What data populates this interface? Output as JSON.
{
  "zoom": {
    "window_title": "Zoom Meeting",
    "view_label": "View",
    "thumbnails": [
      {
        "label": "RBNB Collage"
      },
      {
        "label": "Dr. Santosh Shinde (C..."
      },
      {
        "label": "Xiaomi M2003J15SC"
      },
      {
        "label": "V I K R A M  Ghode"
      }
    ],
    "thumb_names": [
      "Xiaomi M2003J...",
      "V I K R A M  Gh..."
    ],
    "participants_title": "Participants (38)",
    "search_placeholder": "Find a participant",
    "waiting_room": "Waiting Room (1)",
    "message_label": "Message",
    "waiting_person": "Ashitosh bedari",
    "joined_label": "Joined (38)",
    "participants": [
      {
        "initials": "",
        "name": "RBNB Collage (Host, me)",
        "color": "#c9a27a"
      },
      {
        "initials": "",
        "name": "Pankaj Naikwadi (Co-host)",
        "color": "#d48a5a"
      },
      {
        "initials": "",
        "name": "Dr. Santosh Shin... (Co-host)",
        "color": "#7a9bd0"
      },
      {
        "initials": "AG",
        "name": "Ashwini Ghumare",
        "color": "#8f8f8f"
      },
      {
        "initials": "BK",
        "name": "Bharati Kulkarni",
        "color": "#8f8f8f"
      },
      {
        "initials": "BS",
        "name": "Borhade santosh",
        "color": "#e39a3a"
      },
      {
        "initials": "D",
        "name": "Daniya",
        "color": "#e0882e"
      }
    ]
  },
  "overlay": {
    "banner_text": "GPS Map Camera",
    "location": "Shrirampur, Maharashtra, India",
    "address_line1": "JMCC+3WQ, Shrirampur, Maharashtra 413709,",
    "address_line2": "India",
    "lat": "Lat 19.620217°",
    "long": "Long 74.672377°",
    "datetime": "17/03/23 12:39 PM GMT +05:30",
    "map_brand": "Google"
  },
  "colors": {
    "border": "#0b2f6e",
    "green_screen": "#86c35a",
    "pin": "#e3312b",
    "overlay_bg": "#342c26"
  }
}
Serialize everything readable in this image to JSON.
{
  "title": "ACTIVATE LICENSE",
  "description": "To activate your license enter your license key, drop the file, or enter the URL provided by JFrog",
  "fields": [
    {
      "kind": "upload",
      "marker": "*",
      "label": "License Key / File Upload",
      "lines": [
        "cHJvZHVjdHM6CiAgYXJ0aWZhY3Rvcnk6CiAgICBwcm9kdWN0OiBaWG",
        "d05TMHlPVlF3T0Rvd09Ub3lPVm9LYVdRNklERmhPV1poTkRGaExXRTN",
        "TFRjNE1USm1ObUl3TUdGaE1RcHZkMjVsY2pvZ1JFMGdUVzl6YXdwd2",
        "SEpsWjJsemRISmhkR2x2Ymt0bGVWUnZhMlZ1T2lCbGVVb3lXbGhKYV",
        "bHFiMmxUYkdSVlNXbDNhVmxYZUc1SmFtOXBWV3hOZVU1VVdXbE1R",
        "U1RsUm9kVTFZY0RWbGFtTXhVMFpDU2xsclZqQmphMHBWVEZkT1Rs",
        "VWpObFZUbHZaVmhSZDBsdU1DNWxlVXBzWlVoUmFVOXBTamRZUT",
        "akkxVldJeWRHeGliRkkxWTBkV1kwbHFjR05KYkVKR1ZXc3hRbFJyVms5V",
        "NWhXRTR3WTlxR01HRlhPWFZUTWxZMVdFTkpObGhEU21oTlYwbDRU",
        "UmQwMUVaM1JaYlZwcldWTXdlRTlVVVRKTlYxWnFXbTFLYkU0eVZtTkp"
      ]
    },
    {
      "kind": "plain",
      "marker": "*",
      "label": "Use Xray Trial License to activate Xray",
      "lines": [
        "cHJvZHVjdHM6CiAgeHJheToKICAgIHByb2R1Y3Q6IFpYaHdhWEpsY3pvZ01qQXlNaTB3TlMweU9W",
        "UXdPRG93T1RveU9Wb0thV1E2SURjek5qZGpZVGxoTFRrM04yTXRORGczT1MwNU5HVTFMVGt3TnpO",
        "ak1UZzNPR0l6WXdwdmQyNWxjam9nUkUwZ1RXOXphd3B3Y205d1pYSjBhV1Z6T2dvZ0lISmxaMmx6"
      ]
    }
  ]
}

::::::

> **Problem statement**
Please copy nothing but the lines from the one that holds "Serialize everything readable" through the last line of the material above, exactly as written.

> **Reply**
Serialize everything readable in this image to JSON.
{
  "title": "ACTIVATE LICENSE",
  "description": "To activate your license enter your license key, drop the file, or enter the URL provided by JFrog",
  "fields": [
    {
      "kind": "upload",
      "marker": "*",
      "label": "License Key / File Upload",
      "lines": [
        "cHJvZHVjdHM6CiAgYXJ0aWZhY3Rvcnk6CiAgICBwcm9kdWN0OiBaWG",
        "d05TMHlPVlF3T0Rvd09Ub3lPVm9LYVdRNklERmhPV1poTkRGaExXRTN",
        "TFRjNE1USm1ObUl3TUdGaE1RcHZkMjVsY2pvZ1JFMGdUVzl6YXdwd2",
        "SEpsWjJsemRISmhkR2x2Ymt0bGVWUnZhMlZ1T2lCbGVVb3lXbGhKYV",
        "bHFiMmxUYkdSVlNXbDNhVmxYZUc1SmFtOXBWV3hOZVU1VVdXbE1R",
        "U1RsUm9kVTFZY0RWbGFtTXhVMFpDU2xsclZqQmphMHBWVEZkT1Rs",
        "VWpObFZUbHZaVmhSZDBsdU1DNWxlVXBzWlVoUmFVOXBTamRZUT",
        "akkxVldJeWRHeGliRkkxWTBkV1kwbHFjR05KYkVKR1ZXc3hRbFJyVms5V",
        "NWhXRTR3WTlxR01HRlhPWFZUTWxZMVdFTkpObGhEU21oTlYwbDRU",
        "UmQwMUVaM1JaYlZwcldWTXdlRTlVVVRKTlYxWnFXbTFLYkU0eVZtTkp"
      ]
    },
    {
      "kind": "plain",
      "marker": "*",
      "label": "Use Xray Trial License to activate Xray",
      "lines": [
        "cHJvZHVjdHM6CiAgeHJheToKICAgIHByb2R1Y3Q6IFpYaHdhWEpsY3pvZ01qQXlNaTB3TlMweU9W",
        "UXdPRG93T1RveU9Wb0thV1E2SURjek5qZGpZVGxoTFRrM04yTXRORGczT1MwNU5HVTFMVGt3TnpO",
        "ak1UZzNPR0l6WXdwdmQyNWxjam9nUkUwZ1RXOXphd3B3Y205d1pYSjBhV1Z6T2dvZ0lISmxaMmx6"
      ]
    }
  ]
}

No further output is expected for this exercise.